_RECORDED INFORMATION_
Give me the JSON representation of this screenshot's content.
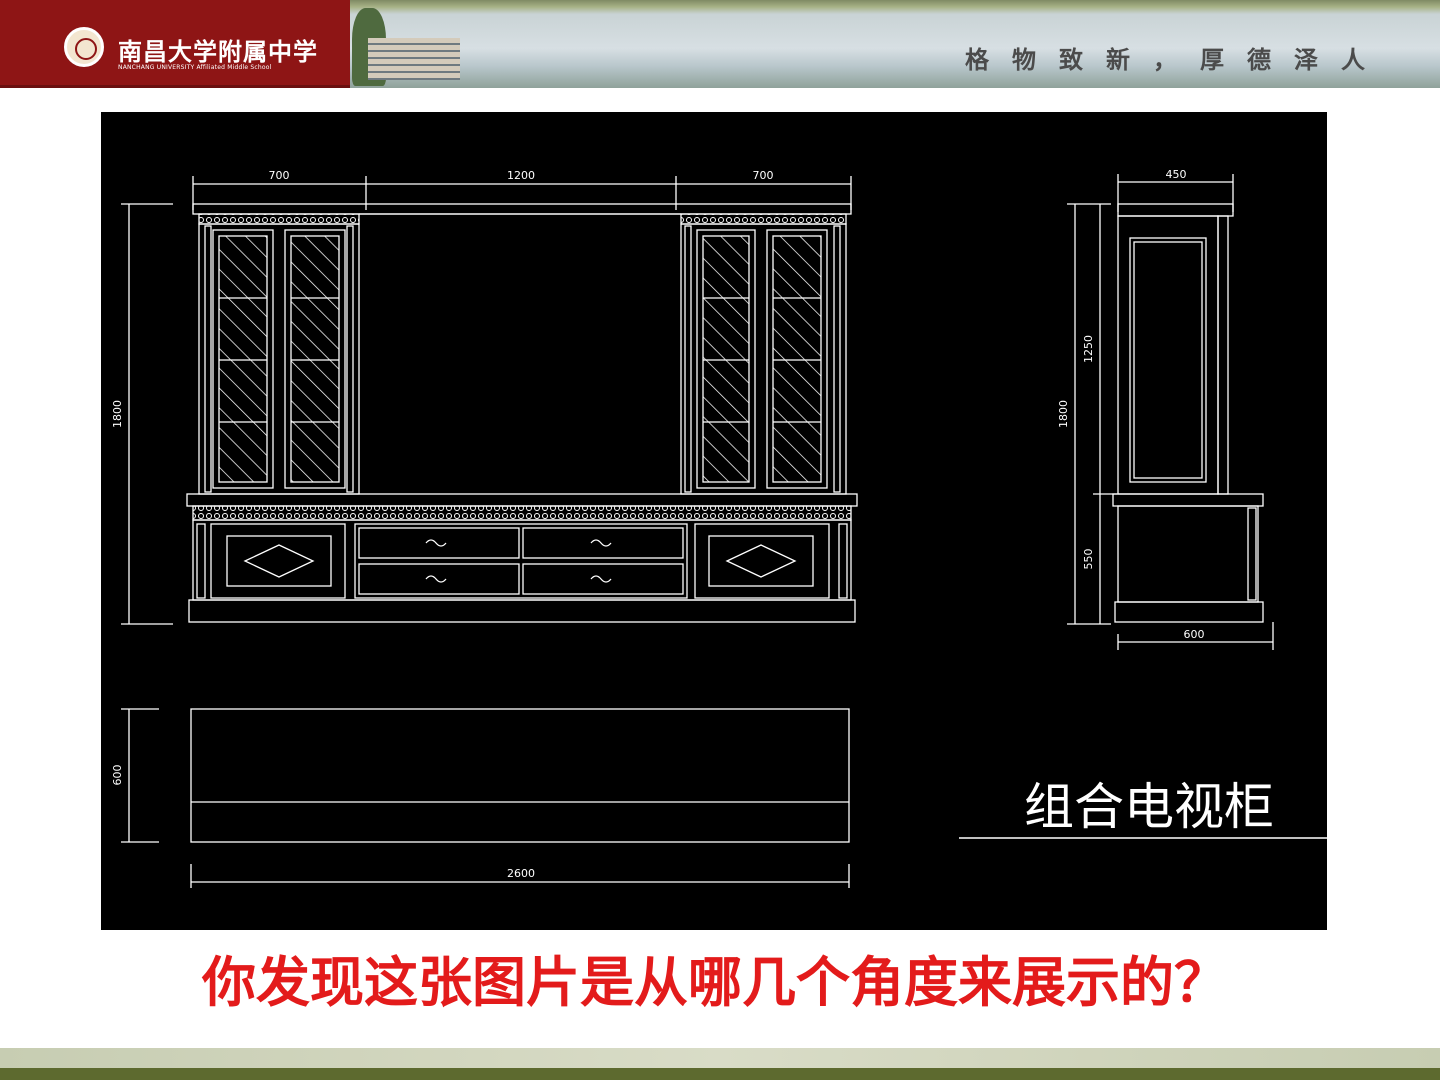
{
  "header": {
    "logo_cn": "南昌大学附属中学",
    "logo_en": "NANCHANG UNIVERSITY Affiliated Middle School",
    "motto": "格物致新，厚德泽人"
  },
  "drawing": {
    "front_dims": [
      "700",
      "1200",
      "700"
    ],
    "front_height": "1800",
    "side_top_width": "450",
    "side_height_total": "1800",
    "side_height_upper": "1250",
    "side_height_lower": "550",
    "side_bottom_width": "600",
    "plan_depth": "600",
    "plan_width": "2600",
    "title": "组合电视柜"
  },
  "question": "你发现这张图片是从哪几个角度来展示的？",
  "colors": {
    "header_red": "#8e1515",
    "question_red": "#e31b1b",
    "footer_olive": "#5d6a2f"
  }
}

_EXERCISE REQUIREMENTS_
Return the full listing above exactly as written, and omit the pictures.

_TASK RESPONSE_
Give me the JSON representation of this screenshot's content.
{
  "header": {
    "logo_cn": "南昌大学附属中学",
    "logo_en": "NANCHANG UNIVERSITY Affiliated Middle School",
    "motto": "格物致新，厚德泽人"
  },
  "drawing": {
    "front_dims": [
      "700",
      "1200",
      "700"
    ],
    "front_height": "1800",
    "side_top_width": "450",
    "side_height_total": "1800",
    "side_height_upper": "1250",
    "side_height_lower": "550",
    "side_bottom_width": "600",
    "plan_depth": "600",
    "plan_width": "2600",
    "title": "组合电视柜"
  },
  "question": "你发现这张图片是从哪几个角度来展示的？",
  "colors": {
    "header_red": "#8e1515",
    "question_red": "#e31b1b",
    "footer_olive": "#5d6a2f"
  }
}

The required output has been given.